Mapping the interaction of a single atom with a single photon may inform design of quantum devices

Have you ever wondered how you see the world? Vision is about photons of light, which are packets of energy, interacting with the atoms or molecules in what...

Im Focus: Novel silicon etching technique crafts 3-D gradient refractive index micro-optics

A multi-institutional research collaboration has created a novel approach for fabricating three-dimensional micro-optics through the shape-defined formation of porous silicon (PSi), with broad impacts in integrated optoelectronics, imaging, and photovoltaics.

Working with colleagues at Stanford and The Dow Chemical Company, researchers at the University of Illinois at Urbana-Champaign fabricated 3-D birefringent...

Im Focus: Quantum Particles Form Droplets

In experiments with magnetic atoms conducted at extremely low temperatures, scientists have demonstrated a unique phase of matter: The atoms form a new type of quantum liquid or quantum droplet state. These so called quantum droplets may preserve their form in absence of external confinement because of quantum effects.
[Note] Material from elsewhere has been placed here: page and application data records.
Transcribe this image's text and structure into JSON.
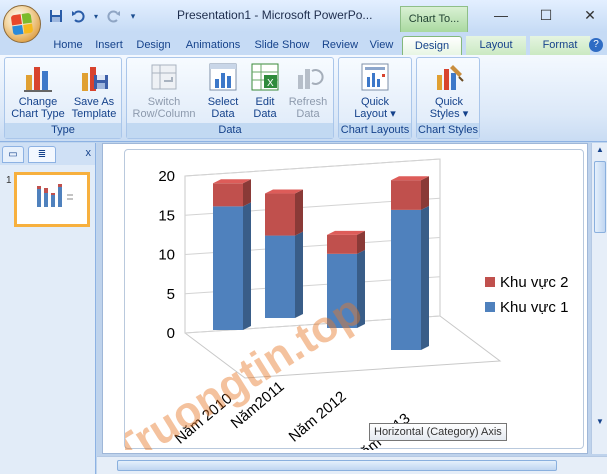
{
  "window": {
    "title": "Presentation1 - Microsoft PowerPo...",
    "context_tab_header": "Chart To...",
    "minimize": "—",
    "maximize": "☐",
    "close": "✕"
  },
  "qat": {
    "save": "💾",
    "undo": "↶",
    "redo": "↻",
    "customize": "▾"
  },
  "tabs": {
    "home": "Home",
    "insert": "Insert",
    "design": "Design",
    "animations": "Animations",
    "slideshow": "Slide Show",
    "review": "Review",
    "view": "View",
    "chart_design": "Design",
    "layout": "Layout",
    "format": "Format",
    "help": "?"
  },
  "ribbon": {
    "groups": {
      "type": "Type",
      "data": "Data",
      "chart_layouts": "Chart Layouts",
      "chart_styles": "Chart Styles"
    },
    "buttons": {
      "change_chart_type": [
        "Change",
        "Chart Type"
      ],
      "save_as_template": [
        "Save As",
        "Template"
      ],
      "switch_row_column": [
        "Switch",
        "Row/Column"
      ],
      "select_data": [
        "Select",
        "Data"
      ],
      "edit_data": [
        "Edit",
        "Data"
      ],
      "refresh_data": [
        "Refresh",
        "Data"
      ],
      "quick_layout": [
        "Quick",
        "Layout ▾"
      ],
      "quick_styles": [
        "Quick",
        "Styles ▾"
      ]
    }
  },
  "left_panel": {
    "slide_number": "1",
    "close": "x"
  },
  "chart_data": {
    "type": "bar",
    "stacked": true,
    "categories": [
      "Năm 2010",
      "Năm2011",
      "Năm 2012",
      "Năm 2013"
    ],
    "series": [
      {
        "name": "Khu vực 1",
        "values": [
          15,
          10,
          9,
          17
        ],
        "color": "#4f81bd"
      },
      {
        "name": "Khu vực 2",
        "values": [
          2.8,
          5.1,
          2.3,
          3.6
        ],
        "color": "#c0504d"
      }
    ],
    "ylim": [
      0,
      20
    ],
    "yticks": [
      "0",
      "5",
      "10",
      "15",
      "20"
    ],
    "legend_position": "right",
    "gridlines": true
  },
  "tooltip": "Horizontal (Category) Axis",
  "watermark": "Truongtin.top"
}
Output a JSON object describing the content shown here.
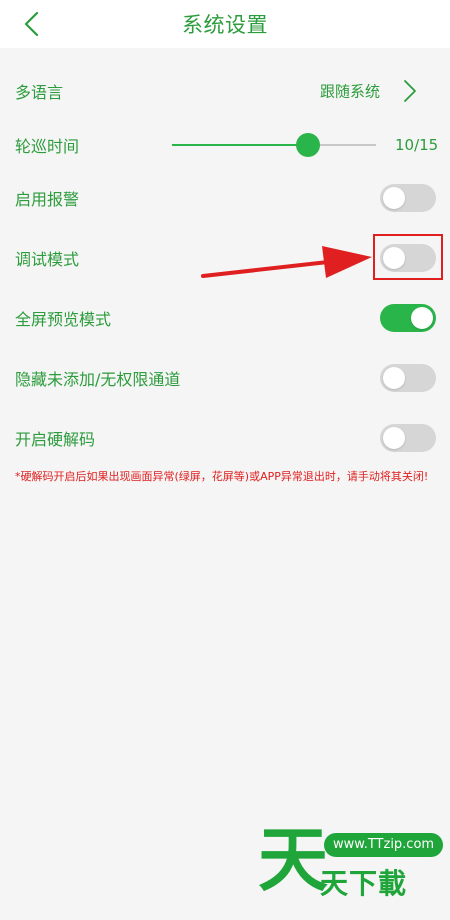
{
  "header": {
    "title": "系统设置",
    "back_icon": "chevron-left-icon"
  },
  "settings": {
    "language": {
      "label": "多语言",
      "value": "跟随系统",
      "icon": "chevron-right-icon"
    },
    "patrol_time": {
      "label": "轮巡时间",
      "value_text": "10/15",
      "value": 10,
      "max": 15
    },
    "enable_alarm": {
      "label": "启用报警",
      "on": false
    },
    "debug_mode": {
      "label": "调试模式",
      "on": false
    },
    "fullscreen_preview": {
      "label": "全屏预览模式",
      "on": true
    },
    "hide_channels": {
      "label": "隐藏未添加/无权限通道",
      "on": false
    },
    "hardware_decode": {
      "label": "开启硬解码",
      "on": false
    }
  },
  "note": "*硬解码开启后如果出现画面异常(绿屏，花屏等)或APP异常退出时，请手动将其关闭!",
  "watermark": {
    "big_char": "天",
    "url": "www.TTzip.com",
    "text": "天下載"
  },
  "colors": {
    "accent": "#2c9c3c",
    "toggle_on": "#2ab54a",
    "toggle_off": "#d6d6d6",
    "annotation": "#e02020"
  }
}
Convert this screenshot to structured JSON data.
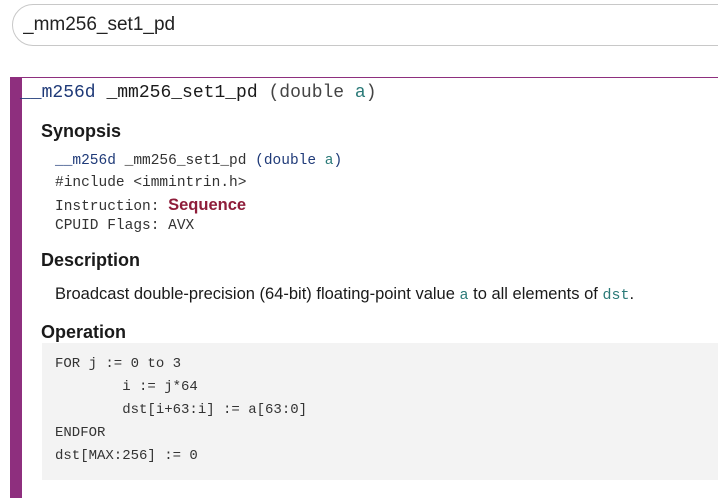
{
  "search": {
    "value": "_mm256_set1_pd"
  },
  "signature": {
    "return_type": "__m256d",
    "name": "_mm256_set1_pd",
    "open_paren": "(",
    "arg_type": "double",
    "arg_name": "a",
    "close_paren": ")"
  },
  "synopsis": {
    "heading": "Synopsis",
    "return_type": "__m256d",
    "name": "_mm256_set1_pd",
    "arg_type": "(double",
    "arg_name": "a",
    "close_paren": ")",
    "include": "#include <immintrin.h>",
    "instruction_label": "Instruction:",
    "instruction_value": "Sequence",
    "cpuid_label": "CPUID Flags:",
    "cpuid_value": "AVX"
  },
  "description": {
    "heading": "Description",
    "text_before": "Broadcast double-precision (64-bit) floating-point value",
    "code_a": "a",
    "text_middle": "to all elements of",
    "code_dst": "dst",
    "text_after": "."
  },
  "operation": {
    "heading": "Operation",
    "lines": [
      "FOR j := 0 to 3",
      "\ti := j*64",
      "\tdst[i+63:i] := a[63:0]",
      "ENDFOR",
      "dst[MAX:256] := 0"
    ]
  }
}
The joint team of experimental physicists from Innsbruck and theoretical physicists from Hannover report on their findings in the journal Physical Review X.

“Our Quantum droplets are in the gas phase but they still drop like a rock,” explains experimental physicist Francesca Ferlaino when talking about the...

All Focus news of the innovation-report >>>

Anzeige

Anzeige

Event News

ICTM Conference 2017: Production technology for turbomachine manufacturing of the future

16.11.2016 | Event News

Innovation Day Laser Technology – Laser Additive Manufacturing

01.11.2016 | Event News

#IC2S2: When Social Science meets Computer Science - GESIS will host the IC2S2 conference 2017

14.10.2016 | Event News

 
Latest News

Researchers identify potentially druggable mutant p53 proteins that promote cancer growth

09.12.2016 | Life Sciences

Scientists produce a new roadmap for guiding development & conservation in the Amazon

09.12.2016 | Ecology, The Environment and Conservation

Satellites, airport visibility readings shed light on troops' exposure to air pollution

09.12.2016 | Health and Medicine

VideoLinks
B2B-VideoLinks
More VideoLinks >>>